For Israelis to discover who they are, which is to say, what they want to be, to themselves and in the world, they first have to get a little distance from each other.
Israel may well be the most imploded country in the Western world. It’s tiny. Lifelong, the people share the same experiences, the same perils and stresses, the same chronic uncertainty; even the viciousness of their arguments binds them. And there is a brusqueness and an arrogance to Israelis that does not always play well abroad. On occasion, I’ve asked American friends, good people, what word first comes to mind when they hear “Israel.”
The remarkably uniform response: nasty. Not “oppressors” or “aggressive” or even that old standby, “pushy.” Just nasty, a word that connotes nothing so much as distaste and a desire to get away.
Israelis often seem to experience a national claustrophobic distaste. Many leave. But leaving only changes the “where,” not the “who.” And stay or go, there can be no return to some mythical unified past that never existed, save in moments of supreme peril. The rest of the time, we seem to exist despite ourselves.
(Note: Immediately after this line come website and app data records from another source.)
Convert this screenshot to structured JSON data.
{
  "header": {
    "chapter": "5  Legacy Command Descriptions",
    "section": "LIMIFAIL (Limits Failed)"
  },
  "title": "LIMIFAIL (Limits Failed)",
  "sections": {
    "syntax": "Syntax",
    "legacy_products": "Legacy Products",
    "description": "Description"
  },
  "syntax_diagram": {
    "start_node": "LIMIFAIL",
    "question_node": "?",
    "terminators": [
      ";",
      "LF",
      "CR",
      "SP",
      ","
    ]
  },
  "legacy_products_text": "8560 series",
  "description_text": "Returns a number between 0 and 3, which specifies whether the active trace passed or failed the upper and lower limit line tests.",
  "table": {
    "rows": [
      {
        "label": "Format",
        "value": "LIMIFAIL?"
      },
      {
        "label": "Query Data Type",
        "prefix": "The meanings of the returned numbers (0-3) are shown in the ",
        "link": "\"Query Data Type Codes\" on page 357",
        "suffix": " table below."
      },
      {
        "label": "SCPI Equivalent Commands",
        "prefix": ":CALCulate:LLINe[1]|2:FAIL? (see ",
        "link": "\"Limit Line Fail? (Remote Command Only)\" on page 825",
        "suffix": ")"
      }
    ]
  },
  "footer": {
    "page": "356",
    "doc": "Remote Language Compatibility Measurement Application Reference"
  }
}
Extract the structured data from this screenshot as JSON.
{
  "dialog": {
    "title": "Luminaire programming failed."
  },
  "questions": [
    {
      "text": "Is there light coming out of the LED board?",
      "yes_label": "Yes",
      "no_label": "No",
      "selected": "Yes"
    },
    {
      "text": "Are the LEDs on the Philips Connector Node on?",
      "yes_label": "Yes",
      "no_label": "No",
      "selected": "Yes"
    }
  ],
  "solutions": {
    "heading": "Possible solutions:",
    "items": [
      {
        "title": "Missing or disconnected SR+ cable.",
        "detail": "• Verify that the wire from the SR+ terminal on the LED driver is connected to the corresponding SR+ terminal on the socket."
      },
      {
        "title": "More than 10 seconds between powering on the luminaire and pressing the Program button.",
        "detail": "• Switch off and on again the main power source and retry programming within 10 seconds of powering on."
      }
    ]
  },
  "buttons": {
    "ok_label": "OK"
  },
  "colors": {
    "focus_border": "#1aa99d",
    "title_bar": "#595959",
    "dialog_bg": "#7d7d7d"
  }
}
So what might change? Perhaps, as a way of getting a little breathing room from each other – a bit more courtesy. Or so it has seemed to me in my initial encounters. I’m far from the first to reach this conclusion. But it may be novel to suggest that the future of this nation now depends on grace as well as guns.
The Victorians defined manners as “little morals.” By this they meant courtesy neither as aristocratic demeanor nor excessive elegance of behavior. They meant the modes of allowing each other a little space of respect, of getting along together that could elide distinctions of class and education, origin and privilege. To many of our Zionist forbears, such courtesy reeked of bourgeois hypocrisy. Only bluntness and honesty were real.
They weren’t always right. To the present made-too- much-in-America popular culture, where only the personal is “authentic” and pseudointimacy provides the essence of the social media/ smartphone addiction, courtesy seems unbearably stilted.
Perhaps. But would a little more “giveret” (ma’am) and “adoni” (sir), a bit more “toda” (thank you), a bit more respect for each other’s physical and emotional space, a lot less vitriol and screaming, really hurt? And might it make, perhaps someday, some sort of difference in a world that, far too often and far too conveniently, adjudges us as nasty, and then dismisses all the rest? The writer is an American immigrant who’s trying to get his son, a June 2013 law school grad, to come over. Anybody need a young American lawyer?